◆ To do
Show all lines of the listing that contain the word "WHERE".

════

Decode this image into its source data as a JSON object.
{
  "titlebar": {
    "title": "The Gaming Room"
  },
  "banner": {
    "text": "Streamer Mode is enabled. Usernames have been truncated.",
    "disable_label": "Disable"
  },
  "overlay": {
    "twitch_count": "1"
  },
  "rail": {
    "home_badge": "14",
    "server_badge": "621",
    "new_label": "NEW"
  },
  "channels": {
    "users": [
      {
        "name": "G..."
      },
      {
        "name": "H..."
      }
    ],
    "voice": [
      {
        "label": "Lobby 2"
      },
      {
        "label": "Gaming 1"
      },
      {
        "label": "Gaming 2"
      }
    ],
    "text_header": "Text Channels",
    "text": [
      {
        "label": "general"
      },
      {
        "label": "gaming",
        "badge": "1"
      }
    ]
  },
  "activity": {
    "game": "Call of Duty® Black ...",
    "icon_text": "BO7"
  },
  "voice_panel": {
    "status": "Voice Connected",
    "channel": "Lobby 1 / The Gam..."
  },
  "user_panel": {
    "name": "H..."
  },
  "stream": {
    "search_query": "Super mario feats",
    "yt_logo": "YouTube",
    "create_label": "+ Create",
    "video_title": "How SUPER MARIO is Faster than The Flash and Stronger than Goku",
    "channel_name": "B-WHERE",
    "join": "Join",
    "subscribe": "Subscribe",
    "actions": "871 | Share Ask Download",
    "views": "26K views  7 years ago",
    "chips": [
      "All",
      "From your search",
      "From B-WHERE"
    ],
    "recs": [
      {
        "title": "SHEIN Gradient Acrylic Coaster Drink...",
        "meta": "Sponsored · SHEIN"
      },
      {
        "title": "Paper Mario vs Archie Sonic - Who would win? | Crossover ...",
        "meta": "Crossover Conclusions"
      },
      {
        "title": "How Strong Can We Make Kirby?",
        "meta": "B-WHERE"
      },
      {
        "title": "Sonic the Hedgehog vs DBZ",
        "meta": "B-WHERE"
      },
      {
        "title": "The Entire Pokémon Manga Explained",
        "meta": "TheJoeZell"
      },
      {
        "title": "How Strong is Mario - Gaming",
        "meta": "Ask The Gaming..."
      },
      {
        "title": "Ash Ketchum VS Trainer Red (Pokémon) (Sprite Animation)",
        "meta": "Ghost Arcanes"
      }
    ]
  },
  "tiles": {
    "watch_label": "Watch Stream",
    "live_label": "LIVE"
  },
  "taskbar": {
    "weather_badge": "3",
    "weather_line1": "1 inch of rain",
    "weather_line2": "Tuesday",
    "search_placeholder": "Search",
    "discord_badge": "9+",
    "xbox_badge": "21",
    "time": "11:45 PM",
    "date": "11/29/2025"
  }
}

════

◆ Exercise result
    "channel_name": "B-WHERE",
      "From B-WHERE"
        "meta": "B-WHERE"
        "meta": "B-WHERE"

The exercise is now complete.